UKERC Cross Cutting Characterisation Not Cross-cutting 100%
Principal Investigator Dr R Keech
No email address given
ABB Limited
Award Type 3
Funding Source DTI
Start Date 01 January 2000
End Date 01 January 2002
Duration 24 months
Total Grant Value £65,155
Industrial Sectors
Region West Midlands
Programme
 
Investigators Principal Investigator Dr R Keech , ABB Limited (99.998%)
  Other Investigator Project Contact , University of Teeside (0.001%)
Project Contact , E.ON UK (formerly PowerGen) (0.001%)
Web Site
Objectives Objectives
  • To investigate the performance of pulverised fuel meters to measure the relative mass flow rate in two parallel pneumatic conveyors.
  • To demonstrate, on a small-scale, control of the distribution (split) of pulverised coal between two parallel pneumatic conveyors, fed from a source via a bifurcator, using pulverised fuel meters to measure the mass flow rate The meters providing signals used to actuate a flow control device.
Abstract

To improve the combustion efficiency of pulverised fuel (p.f.)-fired furnaces in electrical power generation, it is desirable to measure, optimise and then, ideally, control the p.f. flow velocity and the solids distribution (split) between pneumatic conveyors leading to burners in the furnace.

On leaving the pulverising mill, the solids-air mixture is split into several different pipes each feeding an individual burner. One mill can feed as many as eight burners. Usually the fuel and air are metered before the mill where the ratio can be accurately set. Differences in routing of the lines injecting p.f. into the furnaces, and phase maldistribution at the splitting points, results in an uneven feed to the burners. Consequently, the combustion stoichiometry at the burners is disturbed. This leads to increased fuel costs, higher levels of carbon in the ash and excessive specific emissions in the flue gas. If the mass flow rate of the fuel can be measured, and the flowsp li tter controlled, then, in principle, the air-fuel ratio can be accurately set and the combustion stoichiometry optimised.

There are several possible ways in which the split can be varied. One proposal has been to use an active riffle box, another is the use of compressed air to deflect the solids at the pipe junctions. The ideal is to have a perfectly dispersed solids phase in the approach to the flow splitter. In small diameter pipes, the simplest method, used in these experiments,is to restrict one or both pipes using a variable orifice or valve so that the back pressure deflects the solids from one pipe to the other. This method will also affect the velocity and total mass flow rate but these can now be measured on-line using instruments developed by ABB Ltd. Automatic control was demonstrated, balancing pf mass flowrates and velocities from initial open loop conditions, where significant maldistributions were present.

Publications DTI (2002) - Pulverised Fuel Measurement with Split Control: Project Summary.

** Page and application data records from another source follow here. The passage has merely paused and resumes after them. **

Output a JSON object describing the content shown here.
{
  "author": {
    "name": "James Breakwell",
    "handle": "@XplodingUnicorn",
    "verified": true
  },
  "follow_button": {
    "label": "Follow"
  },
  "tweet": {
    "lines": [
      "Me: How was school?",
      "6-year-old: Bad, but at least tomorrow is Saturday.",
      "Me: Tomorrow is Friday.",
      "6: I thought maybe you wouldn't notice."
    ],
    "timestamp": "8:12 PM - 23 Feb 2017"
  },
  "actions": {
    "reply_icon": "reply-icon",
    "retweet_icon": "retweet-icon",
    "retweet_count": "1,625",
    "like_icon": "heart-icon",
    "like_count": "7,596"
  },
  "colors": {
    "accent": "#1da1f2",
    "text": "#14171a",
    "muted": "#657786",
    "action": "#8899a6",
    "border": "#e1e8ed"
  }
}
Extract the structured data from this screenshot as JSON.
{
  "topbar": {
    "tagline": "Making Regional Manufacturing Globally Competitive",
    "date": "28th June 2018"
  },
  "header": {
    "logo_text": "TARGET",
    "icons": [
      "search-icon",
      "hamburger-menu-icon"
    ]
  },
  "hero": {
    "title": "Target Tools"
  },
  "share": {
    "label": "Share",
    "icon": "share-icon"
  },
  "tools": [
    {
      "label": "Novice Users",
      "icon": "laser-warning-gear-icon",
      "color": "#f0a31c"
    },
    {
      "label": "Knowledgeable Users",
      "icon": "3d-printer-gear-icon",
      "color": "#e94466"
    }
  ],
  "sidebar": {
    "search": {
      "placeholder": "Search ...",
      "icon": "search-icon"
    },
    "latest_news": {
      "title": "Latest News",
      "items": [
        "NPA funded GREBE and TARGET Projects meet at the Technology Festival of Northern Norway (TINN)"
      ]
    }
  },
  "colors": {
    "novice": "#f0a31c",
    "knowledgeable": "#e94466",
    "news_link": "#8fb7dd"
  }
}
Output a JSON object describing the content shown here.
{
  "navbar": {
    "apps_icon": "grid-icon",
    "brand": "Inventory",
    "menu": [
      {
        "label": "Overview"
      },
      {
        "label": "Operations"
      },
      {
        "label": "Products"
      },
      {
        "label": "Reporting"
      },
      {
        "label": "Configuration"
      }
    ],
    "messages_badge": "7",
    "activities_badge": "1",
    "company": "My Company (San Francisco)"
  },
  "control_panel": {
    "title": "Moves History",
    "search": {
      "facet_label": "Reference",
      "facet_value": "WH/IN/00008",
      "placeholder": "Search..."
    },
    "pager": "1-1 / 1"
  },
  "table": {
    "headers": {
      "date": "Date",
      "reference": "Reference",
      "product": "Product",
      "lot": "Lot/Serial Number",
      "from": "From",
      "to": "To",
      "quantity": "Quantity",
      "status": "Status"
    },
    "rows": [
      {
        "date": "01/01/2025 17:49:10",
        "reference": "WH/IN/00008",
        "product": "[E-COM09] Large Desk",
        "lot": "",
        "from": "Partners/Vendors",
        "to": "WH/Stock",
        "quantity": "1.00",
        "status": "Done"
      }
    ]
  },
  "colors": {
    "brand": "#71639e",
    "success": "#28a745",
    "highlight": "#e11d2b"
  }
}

DTI Cleaner Coal Technology Programme, URN 02/1023, UK (PDF 556 KB)
Final Report (none)
Added to Database 01/01/07